Google Cloud is a distant third to Amazon and Microsoft (NASDAQ:MSFT). Google Assistant lags Amazon’s Echo. YouTube Gaming has been shut down after being routed by Twitch, which was acquired by Amazon.
Putting valuation aside, the story behind GOOGL stock doesn’t look that compelling. The company is dominant in search but that business faces potential long-term, secular challenges. Waymo is intriguing, but even aggressive valuations suggest it supports only about 10% of the GOOGL stock price. Everywhere else, Alphabet simply isn’t winning.
The Path to Triple Digits
The combination of advertising concerns and weakness elsewhere is why Alphabet stock has reversed so sharply. And it’s not clear what exactly stops the declines. The broader market clearly is showing signs of cracking under trade war fears. Competitive pressure isn’t going to ease.
A further market decline likely sends GOOGL even lower – and, yes, a sub-$1,000 price isn’t out of the question. Lower 2020 EPS expectations – think something closer to $50 – and a mid-teens multiple get the stock to $950 or so.
GOOGL very briefly dipped below $1,000 during the December sell-off – but it likely doesn’t take that kind of broad market weakness to re-test those levels. The market sees Alphabet differently now than it did then.
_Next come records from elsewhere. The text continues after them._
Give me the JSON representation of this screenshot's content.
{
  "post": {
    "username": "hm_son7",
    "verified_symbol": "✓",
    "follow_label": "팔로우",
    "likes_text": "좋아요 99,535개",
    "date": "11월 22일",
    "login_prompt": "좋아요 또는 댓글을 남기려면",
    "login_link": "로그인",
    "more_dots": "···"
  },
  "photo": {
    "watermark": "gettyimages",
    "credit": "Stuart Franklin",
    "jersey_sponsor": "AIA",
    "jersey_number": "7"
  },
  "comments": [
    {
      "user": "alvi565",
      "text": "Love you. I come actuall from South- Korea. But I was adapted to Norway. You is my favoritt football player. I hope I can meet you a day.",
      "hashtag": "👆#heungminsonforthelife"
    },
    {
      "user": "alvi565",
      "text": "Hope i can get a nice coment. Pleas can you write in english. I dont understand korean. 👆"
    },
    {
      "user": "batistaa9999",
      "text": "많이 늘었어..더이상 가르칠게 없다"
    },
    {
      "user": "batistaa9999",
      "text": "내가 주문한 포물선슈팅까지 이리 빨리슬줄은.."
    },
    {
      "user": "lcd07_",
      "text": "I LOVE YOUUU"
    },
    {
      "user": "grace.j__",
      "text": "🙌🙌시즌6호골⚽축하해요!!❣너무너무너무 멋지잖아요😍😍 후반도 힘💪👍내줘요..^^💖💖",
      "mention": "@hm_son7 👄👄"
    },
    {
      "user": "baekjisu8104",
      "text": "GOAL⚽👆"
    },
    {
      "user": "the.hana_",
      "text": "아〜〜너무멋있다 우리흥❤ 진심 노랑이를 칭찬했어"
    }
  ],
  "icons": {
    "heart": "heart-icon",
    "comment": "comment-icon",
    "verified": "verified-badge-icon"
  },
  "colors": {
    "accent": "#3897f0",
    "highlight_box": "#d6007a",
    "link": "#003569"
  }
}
Until the company can change that perception, further share price declines wouldn’t be a surprise.
As of this writing, Vince Martin has no positions in any securities mentioned.